to continue bolstering Zimbabweʼs comparative, competitive and adaptability advantages to move the
economy up the value chains.
This was revealed by Industry and Commerce Minister, Dr Sekai Nzenza, at the just-ended Zimbabwe
International Trade Fair (ZITF) in Bulawayo.
Dr Nzenza said the country continued to witness increases in investments, exports, production and
capacity utilisation, which have all contributed invaluably towards the countryʼs economic growth
trajectory.
“This month, according to the recent CZI Manufacturing Sector Survey, we were informed that at least
US$101 million was invested into the country in 2022 alone,” she said.
“Resultantly, capacity utilisation has increased from 56 percent in 2021 to about 63 percent, shelf
occupancy of our locally manufactured goods has increased to about 80 percent.

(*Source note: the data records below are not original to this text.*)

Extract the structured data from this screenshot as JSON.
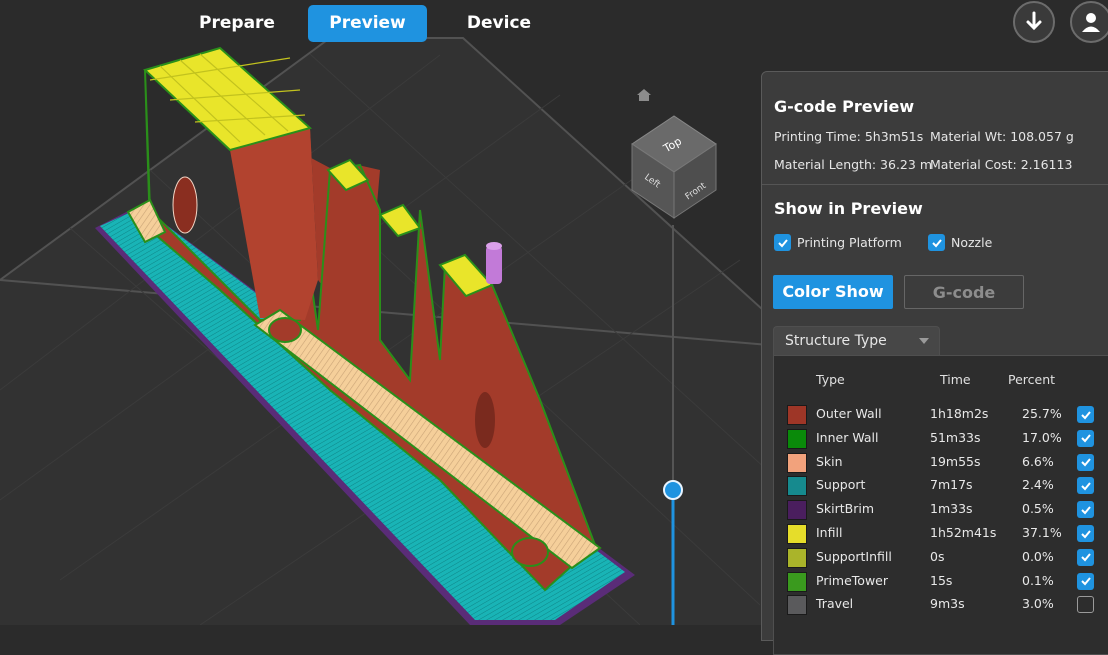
{
  "tabs": [
    {
      "label": "Prepare",
      "active": false
    },
    {
      "label": "Preview",
      "active": true
    },
    {
      "label": "Device",
      "active": false
    }
  ],
  "toolbar": {
    "download_icon": "download-icon",
    "user_icon": "user-icon"
  },
  "view_cube": {
    "top": "Top",
    "left": "Left",
    "front": "Front"
  },
  "panel": {
    "title": "G-code Preview",
    "printing_time": "Printing Time: 5h3m51s",
    "material_wt": "Material Wt: 108.057 g",
    "material_length": "Material Length: 36.23 m",
    "material_cost": "Material Cost: 2.16113",
    "show_title": "Show in Preview",
    "show_options": [
      {
        "label": "Printing Platform",
        "checked": true
      },
      {
        "label": "Nozzle",
        "checked": true
      }
    ],
    "color_show_label": "Color Show",
    "gcode_label": "G-code",
    "dropdown_label": "Structure Type",
    "headers": {
      "type": "Type",
      "time": "Time",
      "percent": "Percent"
    },
    "rows": [
      {
        "type": "Outer Wall",
        "time": "1h18m2s",
        "percent": "25.7%",
        "color": "#9e3627",
        "checked": true
      },
      {
        "type": "Inner Wall",
        "time": "51m33s",
        "percent": "17.0%",
        "color": "#0a8a0a",
        "checked": true
      },
      {
        "type": "Skin",
        "time": "19m55s",
        "percent": "6.6%",
        "color": "#f2a27c",
        "checked": true
      },
      {
        "type": "Support",
        "time": "7m17s",
        "percent": "2.4%",
        "color": "#168a8e",
        "checked": true
      },
      {
        "type": "SkirtBrim",
        "time": "1m33s",
        "percent": "0.5%",
        "color": "#4a1e5e",
        "checked": true
      },
      {
        "type": "Infill",
        "time": "1h52m41s",
        "percent": "37.1%",
        "color": "#e6dd2a",
        "checked": true
      },
      {
        "type": "SupportInfill",
        "time": "0s",
        "percent": "0.0%",
        "color": "#aab42a",
        "checked": true
      },
      {
        "type": "PrimeTower",
        "time": "15s",
        "percent": "0.1%",
        "color": "#3a9a1e",
        "checked": true
      },
      {
        "type": "Travel",
        "time": "9m3s",
        "percent": "3.0%",
        "color": "#5a5a5c",
        "checked": false
      }
    ]
  },
  "colors": {
    "accent": "#1f93e0",
    "panel_bg": "#3c3c3c",
    "viewport_bg": "#2b2b2b"
  }
}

“The dividend declared from the convergence in the mutual aspirations between Government and the
private sector is the increase in investment, exports, production and capacity utilization.”
President Mnangagwaʼs clarion call for a private sector-led economy, said Dr Nzenza, continued to benefit

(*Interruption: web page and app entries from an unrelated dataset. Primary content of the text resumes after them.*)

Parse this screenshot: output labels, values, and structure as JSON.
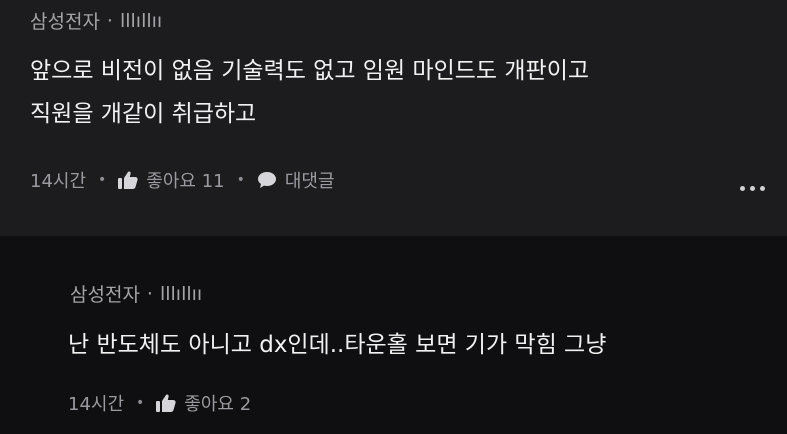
{
  "post": {
    "author": "삼성전자",
    "nickname": "lllıllıı",
    "lines": [
      "앞으로 비전이 없음 기술력도 없고 임원 마인드도 개판이고",
      "직원을 개같이 취급하고"
    ],
    "time": "14시간",
    "like_label": "좋아요 11",
    "reply_label": "대댓글",
    "icons": {
      "like": "thumbs-up-icon",
      "reply": "speech-bubble-icon",
      "more": "more-dots-icon"
    }
  },
  "reply": {
    "author": "삼성전자",
    "nickname": "lllıllıı",
    "lines": [
      "난 반도체도 아니고 dx인데..타운홀 보면 기가 막힘 그냥"
    ],
    "time": "14시간",
    "like_label": "좋아요 2"
  },
  "colors": {
    "post_bg": "#1c1c1f",
    "reply_bg": "#0f0f11",
    "text": "#f1f1f1",
    "muted": "#9a9aa0"
  }
}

the countryʼs productive sector, while buttressing the “Zimbabwe is open for business” mantra.
“In the discourse which has ensued during the ZITF, including Connect Africa and the International
Business Conference, what has emerged is that the productive sector continues to benefit from His
Excellencyʼs call for a private sector-led growth,” said Dr Nzenza. “In closing, Your Excellency, we are
indeed leveraging the gains that have been sustained under your stewardship to bolster Zimbabweʼs
comparative, competitive and adaptability advantages to move the economy up the value chains.”
Dr Nzenza said Zimbabwe was defining itself as a conducive investment opportunity, evidenced by new
international, regional and local investorsʼ participation at the trade fair.
In addition, she said the emergence of the African Continental Free Trade Area (AfCFTA) was a game
changer for the countryʼs trade prospects.
“Ladies and gentlemen, the growth momentum which was created at ZITF 2022, is intrinsic in this yearʼs
event, the ZITF Company has had to be innovative in its space management to accommodate new
international, regional and local investors,” said Dr Nzenza.
“What we have value created sets the stage for Zimbabweʼs regional and international trade through
innovation and competitiveness under Your Export Strategy.”
Vision 2030, she said, was not only aligned to international discourse but also a true reflection of
Zimbabweʼs current economic growth.
“We have been challenged not only as Zimbabwe but as a continent to leverage our increasing
interconnectedness and interdependence into intra-Africa trade focusing on changing our local markets
and consumption culture,” she said. “This challenge we have taken up through our collaboration to merge
the nationʼs innovation strategy with our local content strategy through ZIDA.” Herald